Monday, 5 April 2010

School Standards

Funny time of year Easter. For one thing it is the ultimate in moveable feasts. I once found out how it was calculated but decided that calculating Pi to 3 thousand decimal places would be less complicated. Apparently it's to do with the first Sunday after the third full moon of the year except in years divisible by 17.36 unless Cadbury's have made a loss in the first quarter of the financial year. Or something like that.

Of course, Easter is the term break for schools so we now know we are going into the summer term after this two week holiday. There are some schools who don't have two weeks at Easter. To take into account religious considerations there are plenty of schools that only broke up half way through last week.

Last year, because of the way Easter fell, the terms were extremely strange. When Easter falls early, the Spring term can be 8 - 10 weeks while the Summer term could be 14 - 16 weeks long. Obviously a later Easter could have the opposit effect.

So next year, all the local authorities in my area have decided to standardise the school year. The main impact being that the only guarenteed days off at Easter would be the bank holidays. The two week term break holidays would be the first two weeks in April and the half term breaks would also be standardised.

Seems like a good idea in theory. The pupils won't be over stretching themselves in a long term. However, it can cause problems. I am a governor at my children's school and being chair of the pastoral committee, I was instrumental in planning next years school term dates. Next year, Easter falls entirely outside the two week holiday so to meet the standard year we need to use 10 days for the holiday and have the two bank holidays as well. Sounds great doesn't it. But from a parents point of view, it potentially means having to sort out childcare for an extra two days during the term break rather than being able to make use of the bank holidays which now fall elsewhere. Also, a common tradition in these here parts was the practice of taking two weeks holiday at the whit half term break. The weather is usually better than Easter and of course the second week is usually cheaper to book a holiday for. Well next year that has gone for a burton. Two days have had to be moved to the term break and with local elections closing the school at other times, it has been difficult to fix that particular tradition.

On the plus side, if the rest of the country are sticking to the easter holidays for their term break holiday then, the costs for those parents wanting to go away in the first two weeks of April should be discounted. Unless of course our local travel agents cotton on to that fact. What's the betting on that?

And when do I get to eat all my chocolate?

1 comment:

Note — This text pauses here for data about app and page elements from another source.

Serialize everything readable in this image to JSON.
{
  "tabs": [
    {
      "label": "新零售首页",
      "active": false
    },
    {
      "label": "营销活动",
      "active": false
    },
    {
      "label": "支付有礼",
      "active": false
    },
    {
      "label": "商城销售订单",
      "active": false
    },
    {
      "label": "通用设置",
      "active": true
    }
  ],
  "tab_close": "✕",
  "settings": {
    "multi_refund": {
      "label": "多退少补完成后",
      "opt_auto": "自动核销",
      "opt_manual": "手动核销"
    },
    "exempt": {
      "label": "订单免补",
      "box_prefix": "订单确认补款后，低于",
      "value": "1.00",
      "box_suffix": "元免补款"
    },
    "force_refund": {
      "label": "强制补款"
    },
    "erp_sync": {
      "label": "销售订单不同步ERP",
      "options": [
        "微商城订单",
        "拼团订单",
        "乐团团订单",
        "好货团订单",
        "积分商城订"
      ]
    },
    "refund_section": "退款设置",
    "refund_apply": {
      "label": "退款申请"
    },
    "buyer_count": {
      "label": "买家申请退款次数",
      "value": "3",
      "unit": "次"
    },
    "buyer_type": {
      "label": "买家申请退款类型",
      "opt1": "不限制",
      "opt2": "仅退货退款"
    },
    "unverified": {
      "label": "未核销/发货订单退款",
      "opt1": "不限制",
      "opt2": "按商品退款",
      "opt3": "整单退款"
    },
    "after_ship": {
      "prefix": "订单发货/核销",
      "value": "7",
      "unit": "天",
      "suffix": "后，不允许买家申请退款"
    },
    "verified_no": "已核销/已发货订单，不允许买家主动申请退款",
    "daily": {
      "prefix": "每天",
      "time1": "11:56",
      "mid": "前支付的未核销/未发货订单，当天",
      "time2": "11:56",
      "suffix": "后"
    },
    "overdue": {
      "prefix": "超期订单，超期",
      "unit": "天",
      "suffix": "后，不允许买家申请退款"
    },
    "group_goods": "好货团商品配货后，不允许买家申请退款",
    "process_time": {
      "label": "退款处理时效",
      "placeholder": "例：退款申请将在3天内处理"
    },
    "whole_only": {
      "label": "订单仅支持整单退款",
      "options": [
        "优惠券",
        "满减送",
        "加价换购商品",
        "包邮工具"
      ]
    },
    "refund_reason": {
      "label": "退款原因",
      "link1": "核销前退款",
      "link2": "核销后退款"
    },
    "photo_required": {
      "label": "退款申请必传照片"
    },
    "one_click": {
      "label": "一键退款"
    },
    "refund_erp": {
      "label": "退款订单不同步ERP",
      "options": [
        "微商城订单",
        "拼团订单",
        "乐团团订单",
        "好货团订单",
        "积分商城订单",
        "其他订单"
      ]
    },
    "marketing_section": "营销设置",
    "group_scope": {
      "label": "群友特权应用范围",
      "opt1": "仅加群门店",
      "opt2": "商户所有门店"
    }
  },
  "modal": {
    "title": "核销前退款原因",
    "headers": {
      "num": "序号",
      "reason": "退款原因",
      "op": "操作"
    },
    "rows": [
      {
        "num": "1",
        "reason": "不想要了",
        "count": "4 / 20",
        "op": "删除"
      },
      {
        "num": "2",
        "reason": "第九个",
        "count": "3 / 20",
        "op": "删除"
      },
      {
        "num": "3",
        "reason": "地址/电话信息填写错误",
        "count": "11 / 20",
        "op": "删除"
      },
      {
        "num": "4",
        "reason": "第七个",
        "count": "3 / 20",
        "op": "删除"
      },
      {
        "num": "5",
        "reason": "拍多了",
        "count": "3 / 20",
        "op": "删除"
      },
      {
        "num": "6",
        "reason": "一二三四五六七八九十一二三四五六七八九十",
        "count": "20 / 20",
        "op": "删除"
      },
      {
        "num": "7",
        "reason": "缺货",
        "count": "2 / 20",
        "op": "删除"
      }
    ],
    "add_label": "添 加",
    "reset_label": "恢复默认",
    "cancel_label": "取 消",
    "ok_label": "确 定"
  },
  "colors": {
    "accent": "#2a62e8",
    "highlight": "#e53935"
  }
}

  1. My LA went for the separate hols from Easter a few years ago. I have to say it felt very starnge not having a focus for the holiday. It was also a nightmare with attendance because we had the Easter break, then the holiday then after a week or so, the May break. We didn't get the chance to get back in gear & children were very erratic with attendance. Staff found it unsettling as well.